◆ Record extracts:
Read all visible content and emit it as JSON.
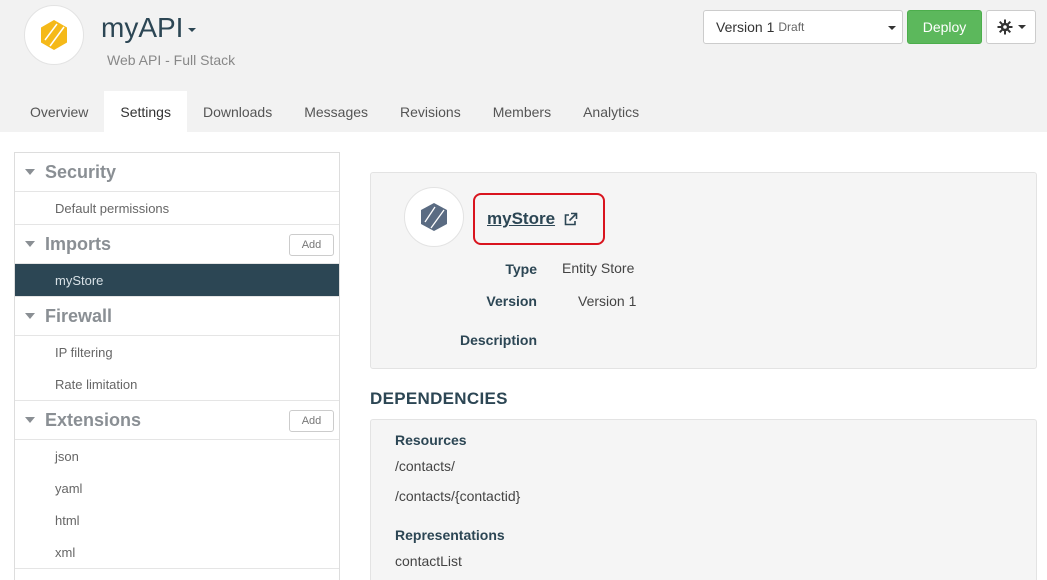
{
  "header": {
    "app_name": "myAPI",
    "subtitle": "Web API - Full Stack",
    "version_label": "Version 1",
    "version_status": "Draft",
    "deploy_label": "Deploy"
  },
  "tabs": [
    {
      "label": "Overview"
    },
    {
      "label": "Settings"
    },
    {
      "label": "Downloads"
    },
    {
      "label": "Messages"
    },
    {
      "label": "Revisions"
    },
    {
      "label": "Members"
    },
    {
      "label": "Analytics"
    }
  ],
  "active_tab": "Settings",
  "sidebar": {
    "security": {
      "title": "Security",
      "items": [
        "Default permissions"
      ]
    },
    "imports": {
      "title": "Imports",
      "add_label": "Add",
      "items": [
        "myStore"
      ]
    },
    "firewall": {
      "title": "Firewall",
      "items": [
        "IP filtering",
        "Rate limitation"
      ]
    },
    "extensions": {
      "title": "Extensions",
      "add_label": "Add",
      "items": [
        "json",
        "yaml",
        "html",
        "xml"
      ]
    }
  },
  "detail": {
    "name": "myStore",
    "type_label": "Type",
    "type_value": "Entity Store",
    "version_label": "Version",
    "version_value": "Version 1",
    "description_label": "Description"
  },
  "dependencies": {
    "title": "DEPENDENCIES",
    "resources_label": "Resources",
    "resources": [
      "/contacts/",
      "/contacts/{contactid}"
    ],
    "representations_label": "Representations",
    "representations": [
      "contactList"
    ]
  },
  "colors": {
    "brand": "#2c4654",
    "accent_logo": "#f5b919",
    "deploy": "#5cb85c",
    "highlight": "#d9141e"
  }
}
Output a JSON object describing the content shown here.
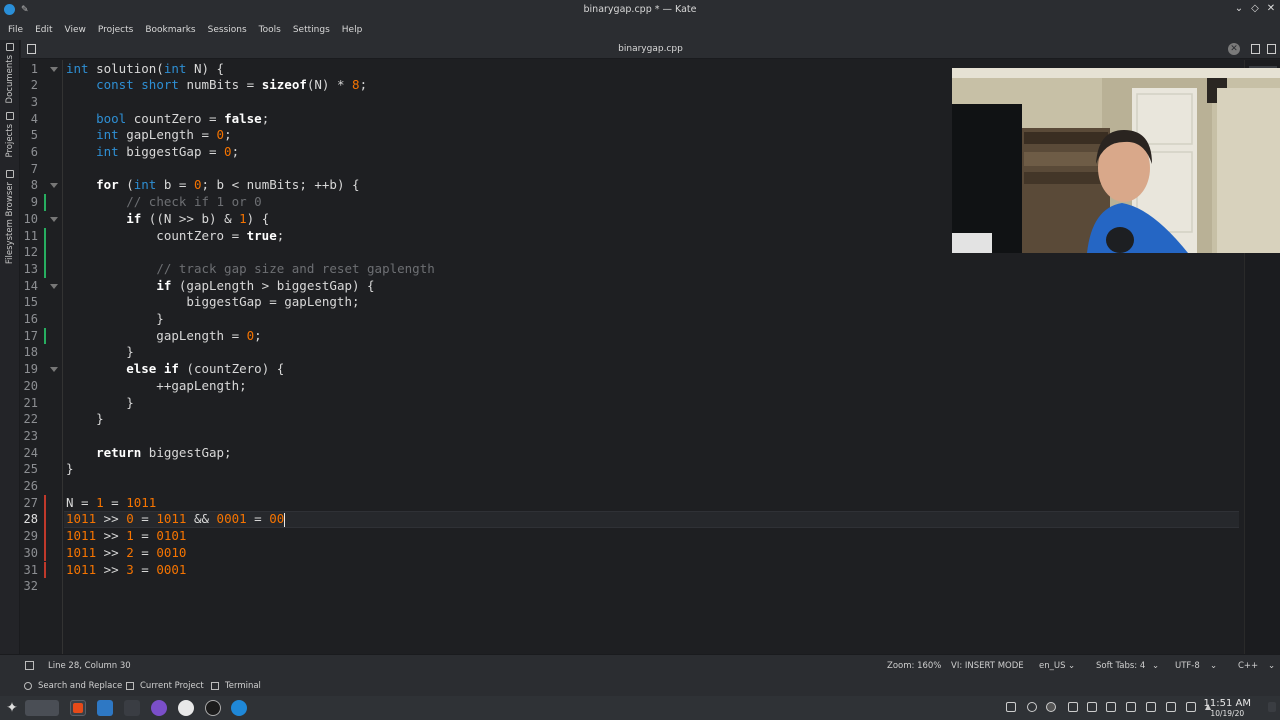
{
  "window": {
    "title": "binarygap.cpp * — Kate"
  },
  "menu": [
    "File",
    "Edit",
    "View",
    "Projects",
    "Bookmarks",
    "Sessions",
    "Tools",
    "Settings",
    "Help"
  ],
  "sidebar": {
    "tabs": [
      "Documents",
      "Projects",
      "Filesystem Browser"
    ]
  },
  "tab": {
    "name": "binarygap.cpp"
  },
  "editor": {
    "current_line": 28,
    "lines": [
      [
        [
          "kw",
          "int"
        ],
        [
          "plain",
          " solution("
        ],
        [
          "kw",
          "int"
        ],
        [
          "plain",
          " N) {"
        ]
      ],
      [
        [
          "plain",
          "    "
        ],
        [
          "kw",
          "const"
        ],
        [
          "plain",
          " "
        ],
        [
          "kw",
          "short"
        ],
        [
          "plain",
          " numBits = "
        ],
        [
          "kwb",
          "sizeof"
        ],
        [
          "plain",
          "(N) * "
        ],
        [
          "num",
          "8"
        ],
        [
          "plain",
          ";"
        ]
      ],
      [],
      [
        [
          "plain",
          "    "
        ],
        [
          "kw",
          "bool"
        ],
        [
          "plain",
          " countZero = "
        ],
        [
          "kwb",
          "false"
        ],
        [
          "plain",
          ";"
        ]
      ],
      [
        [
          "plain",
          "    "
        ],
        [
          "kw",
          "int"
        ],
        [
          "plain",
          " gapLength = "
        ],
        [
          "num",
          "0"
        ],
        [
          "plain",
          ";"
        ]
      ],
      [
        [
          "plain",
          "    "
        ],
        [
          "kw",
          "int"
        ],
        [
          "plain",
          " biggestGap = "
        ],
        [
          "num",
          "0"
        ],
        [
          "plain",
          ";"
        ]
      ],
      [],
      [
        [
          "plain",
          "    "
        ],
        [
          "kwb",
          "for"
        ],
        [
          "plain",
          " ("
        ],
        [
          "kw",
          "int"
        ],
        [
          "plain",
          " b = "
        ],
        [
          "num",
          "0"
        ],
        [
          "plain",
          "; b < numBits; ++b) {"
        ]
      ],
      [
        [
          "plain",
          "        "
        ],
        [
          "cm",
          "// check if 1 or 0"
        ]
      ],
      [
        [
          "plain",
          "        "
        ],
        [
          "kwb",
          "if"
        ],
        [
          "plain",
          " ((N >> b) & "
        ],
        [
          "num",
          "1"
        ],
        [
          "plain",
          ") {"
        ]
      ],
      [
        [
          "plain",
          "            countZero = "
        ],
        [
          "kwb",
          "true"
        ],
        [
          "plain",
          ";"
        ]
      ],
      [],
      [
        [
          "plain",
          "            "
        ],
        [
          "cm",
          "// track gap size and reset gaplength"
        ]
      ],
      [
        [
          "plain",
          "            "
        ],
        [
          "kwb",
          "if"
        ],
        [
          "plain",
          " (gapLength > biggestGap) {"
        ]
      ],
      [
        [
          "plain",
          "                biggestGap = gapLength;"
        ]
      ],
      [
        [
          "plain",
          "            }"
        ]
      ],
      [
        [
          "plain",
          "            gapLength = "
        ],
        [
          "num",
          "0"
        ],
        [
          "plain",
          ";"
        ]
      ],
      [
        [
          "plain",
          "        }"
        ]
      ],
      [
        [
          "plain",
          "        "
        ],
        [
          "kwb",
          "else if"
        ],
        [
          "plain",
          " (countZero) {"
        ]
      ],
      [
        [
          "plain",
          "            ++gapLength;"
        ]
      ],
      [
        [
          "plain",
          "        }"
        ]
      ],
      [
        [
          "plain",
          "    }"
        ]
      ],
      [],
      [
        [
          "plain",
          "    "
        ],
        [
          "kwb",
          "return"
        ],
        [
          "plain",
          " biggestGap;"
        ]
      ],
      [
        [
          "plain",
          "}"
        ]
      ],
      [],
      [
        [
          "plain",
          "N = "
        ],
        [
          "num",
          "1"
        ],
        [
          "plain",
          " = "
        ],
        [
          "num",
          "1011"
        ]
      ],
      [
        [
          "num",
          "1011"
        ],
        [
          "plain",
          " >> "
        ],
        [
          "num",
          "0"
        ],
        [
          "plain",
          " = "
        ],
        [
          "num",
          "1011"
        ],
        [
          "plain",
          " && "
        ],
        [
          "num",
          "0001"
        ],
        [
          "plain",
          " = "
        ],
        [
          "num",
          "00"
        ]
      ],
      [
        [
          "num",
          "1011"
        ],
        [
          "plain",
          " >> "
        ],
        [
          "num",
          "1"
        ],
        [
          "plain",
          " = "
        ],
        [
          "num",
          "0101"
        ]
      ],
      [
        [
          "num",
          "1011"
        ],
        [
          "plain",
          " >> "
        ],
        [
          "num",
          "2"
        ],
        [
          "plain",
          " = "
        ],
        [
          "num",
          "0010"
        ]
      ],
      [
        [
          "num",
          "1011"
        ],
        [
          "plain",
          " >> "
        ],
        [
          "num",
          "3"
        ],
        [
          "plain",
          " = "
        ],
        [
          "num",
          "0001"
        ]
      ],
      []
    ],
    "line_numbers": [
      "1",
      "2",
      "3",
      "4",
      "5",
      "6",
      "7",
      "8",
      "9",
      "10",
      "11",
      "12",
      "13",
      "14",
      "15",
      "16",
      "17",
      "18",
      "19",
      "20",
      "21",
      "22",
      "23",
      "24",
      "25",
      "26",
      "27",
      "28",
      "29",
      "30",
      "31",
      "32"
    ]
  },
  "status": {
    "position": "Line 28, Column 30",
    "zoom": "Zoom: 160%",
    "mode": "VI: INSERT MODE",
    "language": "en_US",
    "tabs": "Soft Tabs: 4",
    "encoding": "UTF-8",
    "syntax": "C++"
  },
  "tools": {
    "search": "Search and Replace",
    "project": "Current Project",
    "terminal": "Terminal"
  },
  "clock": {
    "time": "11:51 AM",
    "date": "10/19/20"
  },
  "colors": {
    "keyword": "#2e8fd4",
    "number": "#f67400",
    "comment": "#6d6f73",
    "background": "#1e1f22"
  }
}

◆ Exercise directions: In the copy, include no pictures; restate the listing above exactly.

◆ Response:
Read all visible content and emit it as JSON.
{
  "header": {
    "app_name": "myAPI",
    "subtitle": "Web API - Full Stack",
    "version_label": "Version 1",
    "version_status": "Draft",
    "deploy_label": "Deploy"
  },
  "tabs": [
    {
      "label": "Overview"
    },
    {
      "label": "Settings"
    },
    {
      "label": "Downloads"
    },
    {
      "label": "Messages"
    },
    {
      "label": "Revisions"
    },
    {
      "label": "Members"
    },
    {
      "label": "Analytics"
    }
  ],
  "active_tab": "Settings",
  "sidebar": {
    "security": {
      "title": "Security",
      "items": [
        "Default permissions"
      ]
    },
    "imports": {
      "title": "Imports",
      "add_label": "Add",
      "items": [
        "myStore"
      ]
    },
    "firewall": {
      "title": "Firewall",
      "items": [
        "IP filtering",
        "Rate limitation"
      ]
    },
    "extensions": {
      "title": "Extensions",
      "add_label": "Add",
      "items": [
        "json",
        "yaml",
        "html",
        "xml"
      ]
    }
  },
  "detail": {
    "name": "myStore",
    "type_label": "Type",
    "type_value": "Entity Store",
    "version_label": "Version",
    "version_value": "Version 1",
    "description_label": "Description"
  },
  "dependencies": {
    "title": "DEPENDENCIES",
    "resources_label": "Resources",
    "resources": [
      "/contacts/",
      "/contacts/{contactid}"
    ],
    "representations_label": "Representations",
    "representations": [
      "contactList"
    ]
  },
  "colors": {
    "brand": "#2c4654",
    "accent_logo": "#f5b919",
    "deploy": "#5cb85c",
    "highlight": "#d9141e"
  }
}
Output a JSON object describing the content shown here.
{
  "window": {
    "title": "binarygap.cpp * — Kate"
  },
  "menu": [
    "File",
    "Edit",
    "View",
    "Projects",
    "Bookmarks",
    "Sessions",
    "Tools",
    "Settings",
    "Help"
  ],
  "sidebar": {
    "tabs": [
      "Documents",
      "Projects",
      "Filesystem Browser"
    ]
  },
  "tab": {
    "name": "binarygap.cpp"
  },
  "editor": {
    "current_line": 28,
    "lines": [
      [
        [
          "kw",
          "int"
        ],
        [
          "plain",
          " solution("
        ],
        [
          "kw",
          "int"
        ],
        [
          "plain",
          " N) {"
        ]
      ],
      [
        [
          "plain",
          "    "
        ],
        [
          "kw",
          "const"
        ],
        [
          "plain",
          " "
        ],
        [
          "kw",
          "short"
        ],
        [
          "plain",
          " numBits = "
        ],
        [
          "kwb",
          "sizeof"
        ],
        [
          "plain",
          "(N) * "
        ],
        [
          "num",
          "8"
        ],
        [
          "plain",
          ";"
        ]
      ],
      [],
      [
        [
          "plain",
          "    "
        ],
        [
          "kw",
          "bool"
        ],
        [
          "plain",
          " countZero = "
        ],
        [
          "kwb",
          "false"
        ],
        [
          "plain",
          ";"
        ]
      ],
      [
        [
          "plain",
          "    "
        ],
        [
          "kw",
          "int"
        ],
        [
          "plain",
          " gapLength = "
        ],
        [
          "num",
          "0"
        ],
        [
          "plain",
          ";"
        ]
      ],
      [
        [
          "plain",
          "    "
        ],
        [
          "kw",
          "int"
        ],
        [
          "plain",
          " biggestGap = "
        ],
        [
          "num",
          "0"
        ],
        [
          "plain",
          ";"
        ]
      ],
      [],
      [
        [
          "plain",
          "    "
        ],
        [
          "kwb",
          "for"
        ],
        [
          "plain",
          " ("
        ],
        [
          "kw",
          "int"
        ],
        [
          "plain",
          " b = "
        ],
        [
          "num",
          "0"
        ],
        [
          "plain",
          "; b < numBits; ++b) {"
        ]
      ],
      [
        [
          "plain",
          "        "
        ],
        [
          "cm",
          "// check if 1 or 0"
        ]
      ],
      [
        [
          "plain",
          "        "
        ],
        [
          "kwb",
          "if"
        ],
        [
          "plain",
          " ((N >> b) & "
        ],
        [
          "num",
          "1"
        ],
        [
          "plain",
          ") {"
        ]
      ],
      [
        [
          "plain",
          "            countZero = "
        ],
        [
          "kwb",
          "true"
        ],
        [
          "plain",
          ";"
        ]
      ],
      [],
      [
        [
          "plain",
          "            "
        ],
        [
          "cm",
          "// track gap size and reset gaplength"
        ]
      ],
      [
        [
          "plain",
          "            "
        ],
        [
          "kwb",
          "if"
        ],
        [
          "plain",
          " (gapLength > biggestGap) {"
        ]
      ],
      [
        [
          "plain",
          "                biggestGap = gapLength;"
        ]
      ],
      [
        [
          "plain",
          "            }"
        ]
      ],
      [
        [
          "plain",
          "            gapLength = "
        ],
        [
          "num",
          "0"
        ],
        [
          "plain",
          ";"
        ]
      ],
      [
        [
          "plain",
          "        }"
        ]
      ],
      [
        [
          "plain",
          "        "
        ],
        [
          "kwb",
          "else if"
        ],
        [
          "plain",
          " (countZero) {"
        ]
      ],
      [
        [
          "plain",
          "            ++gapLength;"
        ]
      ],
      [
        [
          "plain",
          "        }"
        ]
      ],
      [
        [
          "plain",
          "    }"
        ]
      ],
      [],
      [
        [
          "plain",
          "    "
        ],
        [
          "kwb",
          "return"
        ],
        [
          "plain",
          " biggestGap;"
        ]
      ],
      [
        [
          "plain",
          "}"
        ]
      ],
      [],
      [
        [
          "plain",
          "N = "
        ],
        [
          "num",
          "1"
        ],
        [
          "plain",
          " = "
        ],
        [
          "num",
          "1011"
        ]
      ],
      [
        [
          "num",
          "1011"
        ],
        [
          "plain",
          " >> "
        ],
        [
          "num",
          "0"
        ],
        [
          "plain",
          " = "
        ],
        [
          "num",
          "1011"
        ],
        [
          "plain",
          " && "
        ],
        [
          "num",
          "0001"
        ],
        [
          "plain",
          " = "
        ],
        [
          "num",
          "00"
        ]
      ],
      [
        [
          "num",
          "1011"
        ],
        [
          "plain",
          " >> "
        ],
        [
          "num",
          "1"
        ],
        [
          "plain",
          " = "
        ],
        [
          "num",
          "0101"
        ]
      ],
      [
        [
          "num",
          "1011"
        ],
        [
          "plain",
          " >> "
        ],
        [
          "num",
          "2"
        ],
        [
          "plain",
          " = "
        ],
        [
          "num",
          "0010"
        ]
      ],
      [
        [
          "num",
          "1011"
        ],
        [
          "plain",
          " >> "
        ],
        [
          "num",
          "3"
        ],
        [
          "plain",
          " = "
        ],
        [
          "num",
          "0001"
        ]
      ],
      []
    ],
    "line_numbers": [
      "1",
      "2",
      "3",
      "4",
      "5",
      "6",
      "7",
      "8",
      "9",
      "10",
      "11",
      "12",
      "13",
      "14",
      "15",
      "16",
      "17",
      "18",
      "19",
      "20",
      "21",
      "22",
      "23",
      "24",
      "25",
      "26",
      "27",
      "28",
      "29",
      "30",
      "31",
      "32"
    ]
  },
  "status": {
    "position": "Line 28, Column 30",
    "zoom": "Zoom: 160%",
    "mode": "VI: INSERT MODE",
    "language": "en_US",
    "tabs": "Soft Tabs: 4",
    "encoding": "UTF-8",
    "syntax": "C++"
  },
  "tools": {
    "search": "Search and Replace",
    "project": "Current Project",
    "terminal": "Terminal"
  },
  "clock": {
    "time": "11:51 AM",
    "date": "10/19/20"
  },
  "colors": {
    "keyword": "#2e8fd4",
    "number": "#f67400",
    "comment": "#6d6f73",
    "background": "#1e1f22"
  }
}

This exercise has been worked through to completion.